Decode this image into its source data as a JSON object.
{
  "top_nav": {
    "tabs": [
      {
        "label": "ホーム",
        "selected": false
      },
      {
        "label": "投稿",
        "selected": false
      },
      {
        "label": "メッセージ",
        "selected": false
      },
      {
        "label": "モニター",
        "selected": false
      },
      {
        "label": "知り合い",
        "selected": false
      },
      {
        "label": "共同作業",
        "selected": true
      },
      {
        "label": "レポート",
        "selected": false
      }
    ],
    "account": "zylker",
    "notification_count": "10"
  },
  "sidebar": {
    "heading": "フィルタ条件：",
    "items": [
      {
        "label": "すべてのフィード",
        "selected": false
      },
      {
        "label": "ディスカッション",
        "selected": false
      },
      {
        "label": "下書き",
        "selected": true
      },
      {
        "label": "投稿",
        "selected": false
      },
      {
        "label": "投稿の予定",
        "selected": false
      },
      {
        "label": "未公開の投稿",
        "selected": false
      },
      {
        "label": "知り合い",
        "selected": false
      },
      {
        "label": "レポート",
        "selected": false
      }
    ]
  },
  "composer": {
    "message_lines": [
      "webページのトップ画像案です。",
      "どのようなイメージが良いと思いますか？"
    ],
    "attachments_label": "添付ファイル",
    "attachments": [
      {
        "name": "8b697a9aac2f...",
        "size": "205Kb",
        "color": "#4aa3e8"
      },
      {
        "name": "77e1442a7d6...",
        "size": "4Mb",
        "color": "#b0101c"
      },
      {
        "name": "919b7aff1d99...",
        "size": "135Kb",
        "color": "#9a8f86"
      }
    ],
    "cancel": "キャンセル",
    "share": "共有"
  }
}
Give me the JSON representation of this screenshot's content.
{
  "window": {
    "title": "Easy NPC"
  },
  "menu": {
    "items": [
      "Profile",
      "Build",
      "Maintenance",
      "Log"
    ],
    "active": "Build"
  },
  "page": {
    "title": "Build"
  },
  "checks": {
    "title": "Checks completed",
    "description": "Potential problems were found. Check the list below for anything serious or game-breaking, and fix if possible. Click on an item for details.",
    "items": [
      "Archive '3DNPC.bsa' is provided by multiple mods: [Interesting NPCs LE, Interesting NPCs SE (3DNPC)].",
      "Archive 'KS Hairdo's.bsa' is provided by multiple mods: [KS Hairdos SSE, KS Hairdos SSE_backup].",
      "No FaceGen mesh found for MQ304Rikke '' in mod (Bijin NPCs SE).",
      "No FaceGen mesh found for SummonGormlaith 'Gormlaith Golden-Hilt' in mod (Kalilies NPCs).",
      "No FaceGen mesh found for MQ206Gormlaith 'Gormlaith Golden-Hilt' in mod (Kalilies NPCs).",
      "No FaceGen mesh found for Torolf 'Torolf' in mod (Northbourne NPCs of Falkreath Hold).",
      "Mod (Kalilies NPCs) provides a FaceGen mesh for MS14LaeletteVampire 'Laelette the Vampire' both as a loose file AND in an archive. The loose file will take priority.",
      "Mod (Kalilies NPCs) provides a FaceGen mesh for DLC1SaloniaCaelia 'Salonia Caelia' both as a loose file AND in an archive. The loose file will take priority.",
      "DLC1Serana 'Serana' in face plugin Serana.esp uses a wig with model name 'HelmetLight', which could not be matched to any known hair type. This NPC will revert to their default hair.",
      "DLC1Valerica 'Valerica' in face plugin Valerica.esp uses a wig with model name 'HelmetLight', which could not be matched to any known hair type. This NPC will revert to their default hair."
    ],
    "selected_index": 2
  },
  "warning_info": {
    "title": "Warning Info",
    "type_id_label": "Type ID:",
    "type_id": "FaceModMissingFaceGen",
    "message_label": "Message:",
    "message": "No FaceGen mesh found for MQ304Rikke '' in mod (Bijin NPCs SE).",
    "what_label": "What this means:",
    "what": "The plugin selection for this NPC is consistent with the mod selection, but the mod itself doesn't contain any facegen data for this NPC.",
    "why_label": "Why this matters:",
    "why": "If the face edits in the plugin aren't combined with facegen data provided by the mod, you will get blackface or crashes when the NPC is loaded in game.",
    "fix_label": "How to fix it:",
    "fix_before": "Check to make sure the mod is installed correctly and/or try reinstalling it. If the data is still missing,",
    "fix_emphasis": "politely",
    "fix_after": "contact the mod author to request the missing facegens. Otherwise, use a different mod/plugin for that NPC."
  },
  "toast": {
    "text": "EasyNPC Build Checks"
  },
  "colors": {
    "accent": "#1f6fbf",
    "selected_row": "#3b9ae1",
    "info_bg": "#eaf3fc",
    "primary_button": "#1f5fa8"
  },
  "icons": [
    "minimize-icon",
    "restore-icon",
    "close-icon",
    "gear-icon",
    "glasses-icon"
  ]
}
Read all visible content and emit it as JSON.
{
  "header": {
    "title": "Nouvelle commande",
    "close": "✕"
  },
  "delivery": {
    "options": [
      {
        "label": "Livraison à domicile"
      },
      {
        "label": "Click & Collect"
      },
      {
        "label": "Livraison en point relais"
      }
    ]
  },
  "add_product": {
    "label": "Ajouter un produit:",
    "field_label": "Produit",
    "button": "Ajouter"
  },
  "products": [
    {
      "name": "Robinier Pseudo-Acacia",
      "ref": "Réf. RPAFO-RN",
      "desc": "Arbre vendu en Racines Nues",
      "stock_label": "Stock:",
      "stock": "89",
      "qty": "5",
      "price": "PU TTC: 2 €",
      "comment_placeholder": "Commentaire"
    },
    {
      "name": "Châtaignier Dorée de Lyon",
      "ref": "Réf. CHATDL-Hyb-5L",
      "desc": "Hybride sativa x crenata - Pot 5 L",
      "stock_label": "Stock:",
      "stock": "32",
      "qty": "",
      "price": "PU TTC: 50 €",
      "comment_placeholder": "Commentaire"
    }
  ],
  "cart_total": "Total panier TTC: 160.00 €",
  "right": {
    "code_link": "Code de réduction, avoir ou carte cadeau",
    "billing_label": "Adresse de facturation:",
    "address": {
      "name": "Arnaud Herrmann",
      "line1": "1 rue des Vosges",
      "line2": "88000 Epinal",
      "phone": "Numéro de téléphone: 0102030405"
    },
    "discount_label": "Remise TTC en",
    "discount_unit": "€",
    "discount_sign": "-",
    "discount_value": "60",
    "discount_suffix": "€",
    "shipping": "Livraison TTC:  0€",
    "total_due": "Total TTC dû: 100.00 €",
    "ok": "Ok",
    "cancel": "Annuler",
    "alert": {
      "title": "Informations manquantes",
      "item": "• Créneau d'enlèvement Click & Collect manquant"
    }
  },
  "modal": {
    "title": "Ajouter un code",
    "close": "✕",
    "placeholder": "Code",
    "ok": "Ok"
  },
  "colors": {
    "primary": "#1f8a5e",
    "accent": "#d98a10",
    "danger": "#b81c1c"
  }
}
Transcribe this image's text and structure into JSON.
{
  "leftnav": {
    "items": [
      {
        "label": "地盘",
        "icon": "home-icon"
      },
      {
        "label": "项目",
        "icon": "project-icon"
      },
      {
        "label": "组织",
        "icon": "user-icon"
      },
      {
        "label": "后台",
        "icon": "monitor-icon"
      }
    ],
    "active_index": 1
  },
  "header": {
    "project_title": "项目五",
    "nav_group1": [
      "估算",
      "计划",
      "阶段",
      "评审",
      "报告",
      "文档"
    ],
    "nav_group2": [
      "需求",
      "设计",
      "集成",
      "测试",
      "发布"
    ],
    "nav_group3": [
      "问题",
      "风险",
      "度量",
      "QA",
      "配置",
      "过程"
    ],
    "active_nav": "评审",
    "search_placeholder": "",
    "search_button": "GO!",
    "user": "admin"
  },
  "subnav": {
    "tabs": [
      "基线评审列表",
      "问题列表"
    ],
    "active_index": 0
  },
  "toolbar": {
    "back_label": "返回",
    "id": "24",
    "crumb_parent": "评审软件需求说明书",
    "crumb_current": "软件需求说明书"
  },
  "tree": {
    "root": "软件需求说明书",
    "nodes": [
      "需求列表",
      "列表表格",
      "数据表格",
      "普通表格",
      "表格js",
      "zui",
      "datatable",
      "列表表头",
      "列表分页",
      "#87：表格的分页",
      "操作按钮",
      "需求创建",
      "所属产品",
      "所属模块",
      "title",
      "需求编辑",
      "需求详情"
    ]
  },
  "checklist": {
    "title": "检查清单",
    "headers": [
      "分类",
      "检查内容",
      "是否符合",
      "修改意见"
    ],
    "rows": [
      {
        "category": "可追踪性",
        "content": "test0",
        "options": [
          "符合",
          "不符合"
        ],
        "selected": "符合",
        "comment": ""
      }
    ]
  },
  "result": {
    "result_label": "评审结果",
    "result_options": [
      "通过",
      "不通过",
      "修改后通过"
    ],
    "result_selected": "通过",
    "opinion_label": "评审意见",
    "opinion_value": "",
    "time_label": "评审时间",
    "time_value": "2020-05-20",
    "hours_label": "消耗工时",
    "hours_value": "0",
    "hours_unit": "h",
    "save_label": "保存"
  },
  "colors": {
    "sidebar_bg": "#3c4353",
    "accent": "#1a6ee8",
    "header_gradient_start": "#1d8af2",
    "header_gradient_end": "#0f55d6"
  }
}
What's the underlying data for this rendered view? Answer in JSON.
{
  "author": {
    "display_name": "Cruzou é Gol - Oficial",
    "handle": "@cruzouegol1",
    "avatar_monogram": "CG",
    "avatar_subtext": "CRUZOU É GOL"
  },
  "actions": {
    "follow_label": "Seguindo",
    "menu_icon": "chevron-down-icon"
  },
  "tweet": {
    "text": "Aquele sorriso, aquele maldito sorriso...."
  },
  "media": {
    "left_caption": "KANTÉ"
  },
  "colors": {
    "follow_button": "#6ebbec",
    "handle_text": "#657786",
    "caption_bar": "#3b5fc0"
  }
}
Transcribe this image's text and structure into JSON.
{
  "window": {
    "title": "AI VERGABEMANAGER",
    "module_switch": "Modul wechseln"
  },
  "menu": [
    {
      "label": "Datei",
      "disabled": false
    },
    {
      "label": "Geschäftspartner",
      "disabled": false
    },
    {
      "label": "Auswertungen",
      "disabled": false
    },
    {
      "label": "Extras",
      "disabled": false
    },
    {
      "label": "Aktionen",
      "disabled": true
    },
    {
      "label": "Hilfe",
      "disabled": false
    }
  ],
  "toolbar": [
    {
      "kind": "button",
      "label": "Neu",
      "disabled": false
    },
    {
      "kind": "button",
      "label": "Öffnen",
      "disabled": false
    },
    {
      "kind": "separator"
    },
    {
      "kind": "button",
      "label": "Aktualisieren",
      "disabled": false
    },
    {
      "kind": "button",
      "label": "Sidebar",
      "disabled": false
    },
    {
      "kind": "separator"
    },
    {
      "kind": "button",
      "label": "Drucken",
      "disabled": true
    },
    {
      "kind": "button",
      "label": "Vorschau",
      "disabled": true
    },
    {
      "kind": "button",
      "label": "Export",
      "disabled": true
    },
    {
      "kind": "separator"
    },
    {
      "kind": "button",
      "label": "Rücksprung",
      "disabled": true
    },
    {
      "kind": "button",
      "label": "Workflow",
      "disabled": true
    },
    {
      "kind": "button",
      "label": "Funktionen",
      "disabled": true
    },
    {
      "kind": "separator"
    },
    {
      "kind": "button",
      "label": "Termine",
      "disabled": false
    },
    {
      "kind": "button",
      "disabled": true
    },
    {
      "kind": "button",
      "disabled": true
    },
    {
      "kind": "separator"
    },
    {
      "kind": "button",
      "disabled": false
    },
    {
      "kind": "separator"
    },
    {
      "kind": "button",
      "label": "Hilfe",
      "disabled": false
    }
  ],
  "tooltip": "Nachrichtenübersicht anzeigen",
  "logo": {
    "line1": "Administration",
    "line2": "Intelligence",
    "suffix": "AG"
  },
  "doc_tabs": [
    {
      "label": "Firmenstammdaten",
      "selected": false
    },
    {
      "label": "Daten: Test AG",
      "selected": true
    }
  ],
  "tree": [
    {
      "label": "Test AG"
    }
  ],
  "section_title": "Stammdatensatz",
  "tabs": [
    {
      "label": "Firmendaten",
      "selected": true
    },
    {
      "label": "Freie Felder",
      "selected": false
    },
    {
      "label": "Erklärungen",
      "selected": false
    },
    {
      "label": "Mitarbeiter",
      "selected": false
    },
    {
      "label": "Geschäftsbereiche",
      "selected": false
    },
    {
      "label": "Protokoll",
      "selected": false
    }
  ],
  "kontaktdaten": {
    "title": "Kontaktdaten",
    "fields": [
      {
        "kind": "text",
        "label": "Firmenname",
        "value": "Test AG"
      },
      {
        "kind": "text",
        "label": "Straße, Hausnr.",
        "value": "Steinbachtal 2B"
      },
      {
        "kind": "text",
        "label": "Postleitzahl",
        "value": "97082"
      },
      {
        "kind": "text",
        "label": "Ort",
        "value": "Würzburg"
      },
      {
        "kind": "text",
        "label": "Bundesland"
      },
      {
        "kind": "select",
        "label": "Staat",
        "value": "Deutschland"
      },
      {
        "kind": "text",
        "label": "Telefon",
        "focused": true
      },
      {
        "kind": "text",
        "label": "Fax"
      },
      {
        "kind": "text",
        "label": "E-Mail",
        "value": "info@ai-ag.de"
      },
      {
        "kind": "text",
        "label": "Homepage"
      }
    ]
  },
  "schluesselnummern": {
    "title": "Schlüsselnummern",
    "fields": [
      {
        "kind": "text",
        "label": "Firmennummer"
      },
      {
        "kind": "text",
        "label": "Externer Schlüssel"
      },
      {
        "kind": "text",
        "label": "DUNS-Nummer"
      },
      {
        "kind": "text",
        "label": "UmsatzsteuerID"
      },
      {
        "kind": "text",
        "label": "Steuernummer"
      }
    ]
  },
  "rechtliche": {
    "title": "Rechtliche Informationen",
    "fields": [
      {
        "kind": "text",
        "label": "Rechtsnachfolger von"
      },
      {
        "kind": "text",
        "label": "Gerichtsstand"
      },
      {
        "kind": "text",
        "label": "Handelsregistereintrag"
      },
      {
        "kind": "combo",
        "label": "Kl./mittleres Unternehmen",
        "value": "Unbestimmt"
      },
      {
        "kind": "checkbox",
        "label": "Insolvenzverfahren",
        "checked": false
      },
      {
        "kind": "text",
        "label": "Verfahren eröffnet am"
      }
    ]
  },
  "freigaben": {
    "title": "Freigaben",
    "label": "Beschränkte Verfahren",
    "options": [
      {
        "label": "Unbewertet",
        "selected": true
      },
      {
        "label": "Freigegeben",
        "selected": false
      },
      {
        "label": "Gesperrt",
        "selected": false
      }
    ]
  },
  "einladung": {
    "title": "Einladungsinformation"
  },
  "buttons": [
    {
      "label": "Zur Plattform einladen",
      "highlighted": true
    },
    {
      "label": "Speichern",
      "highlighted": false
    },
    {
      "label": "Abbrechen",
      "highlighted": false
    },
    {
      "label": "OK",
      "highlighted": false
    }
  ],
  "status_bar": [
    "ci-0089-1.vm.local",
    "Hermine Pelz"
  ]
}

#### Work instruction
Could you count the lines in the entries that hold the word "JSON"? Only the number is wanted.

#### Solution
6